Objectives: To examine the etiology, clinical, analytical and evolutionary characteristics of gastroenteritis in the pediatric population in the Emergency Department of Dr. Peset University Hospital in Health Care Area 10 in Valencia, Spain, over a 1-year period (2005). Patients and methods: Children < 15 years of age with acute diarrhea were prospectively enrolled in the Emergency Department. Data were collected through information sheets. Their stools were examined for diarrheagenic bacteria and viruses (rotavirus and adenovirus). Results: 794 episodes of gastroenteritis were recorded. The incidence of rotavirus was 22 %, adenovirus 8%, Campylobacter jejuni 7% and Salmonella spp. 4%. Socioeconomic characteristics were not helpful in differentiating disease due to specific enteropathogens. Ninety per cent cases caused by viruses only affected children under three years of age. Rotavirus gastroenteritis had a marked seasonal pattern (90 % cases in December-February). Among infants ≤ 6 months of age rotavirus was less frequent as cause of diarrhea in breast-fed infants than in bottle-fed. Macroscopic blood in stools was reported almost exclusively among patients with a bacterial infection. In 96% of all cases of diarrhea there was no dehydration, in 2% it was mild, in 2% moderate and none severe. Ten of the seventeen cases (59 %) of moderate dehydration were caused by rotavirus. Six percent of all children were hospitalised. Conclusions: Rotavirus was significantly more associated with the need for intravenous fluid therapy and hospitalisation than episodes negative for rotavirus. Rotavirus accounted for 3% of hospitalisations in infants aged 1 month-2 years.

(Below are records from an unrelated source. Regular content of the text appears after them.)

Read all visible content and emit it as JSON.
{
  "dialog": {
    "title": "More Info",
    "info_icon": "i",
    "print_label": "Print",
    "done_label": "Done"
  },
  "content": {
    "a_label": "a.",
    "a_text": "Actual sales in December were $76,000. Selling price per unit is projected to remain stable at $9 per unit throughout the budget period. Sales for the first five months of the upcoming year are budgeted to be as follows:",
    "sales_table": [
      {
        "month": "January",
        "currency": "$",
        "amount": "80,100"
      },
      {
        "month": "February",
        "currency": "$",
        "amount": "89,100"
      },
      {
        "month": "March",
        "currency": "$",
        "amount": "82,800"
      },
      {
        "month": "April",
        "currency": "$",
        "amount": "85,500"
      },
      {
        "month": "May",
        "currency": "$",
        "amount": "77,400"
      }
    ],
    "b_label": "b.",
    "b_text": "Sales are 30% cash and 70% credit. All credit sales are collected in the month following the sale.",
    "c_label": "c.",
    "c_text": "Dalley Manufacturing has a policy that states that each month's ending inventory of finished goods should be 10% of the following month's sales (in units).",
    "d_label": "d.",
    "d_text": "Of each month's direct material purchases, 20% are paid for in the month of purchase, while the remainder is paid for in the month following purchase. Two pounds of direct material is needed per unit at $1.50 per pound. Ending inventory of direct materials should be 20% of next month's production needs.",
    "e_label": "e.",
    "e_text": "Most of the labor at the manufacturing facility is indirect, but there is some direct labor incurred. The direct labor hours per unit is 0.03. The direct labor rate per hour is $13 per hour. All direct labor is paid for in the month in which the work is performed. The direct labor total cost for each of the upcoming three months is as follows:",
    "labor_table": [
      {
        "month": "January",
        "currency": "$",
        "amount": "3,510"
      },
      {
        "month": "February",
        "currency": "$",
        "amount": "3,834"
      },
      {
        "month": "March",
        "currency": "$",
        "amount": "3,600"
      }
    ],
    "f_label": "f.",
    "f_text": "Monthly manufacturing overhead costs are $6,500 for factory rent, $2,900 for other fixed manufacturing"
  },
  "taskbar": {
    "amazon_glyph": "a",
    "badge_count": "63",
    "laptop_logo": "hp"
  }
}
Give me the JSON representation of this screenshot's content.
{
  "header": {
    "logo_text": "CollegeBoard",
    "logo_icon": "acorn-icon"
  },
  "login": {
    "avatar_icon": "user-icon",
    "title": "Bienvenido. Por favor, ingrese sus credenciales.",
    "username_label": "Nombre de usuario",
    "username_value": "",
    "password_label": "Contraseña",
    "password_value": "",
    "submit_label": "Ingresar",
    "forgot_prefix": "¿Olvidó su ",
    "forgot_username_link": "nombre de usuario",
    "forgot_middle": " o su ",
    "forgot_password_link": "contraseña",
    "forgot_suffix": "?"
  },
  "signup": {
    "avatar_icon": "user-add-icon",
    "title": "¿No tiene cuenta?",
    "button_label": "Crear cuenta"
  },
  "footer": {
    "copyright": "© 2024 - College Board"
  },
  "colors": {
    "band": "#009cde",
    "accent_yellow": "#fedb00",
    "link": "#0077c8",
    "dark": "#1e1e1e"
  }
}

Áreas temáticas de ASJC Scopus
- Pediatría, perinaltología y salud infantil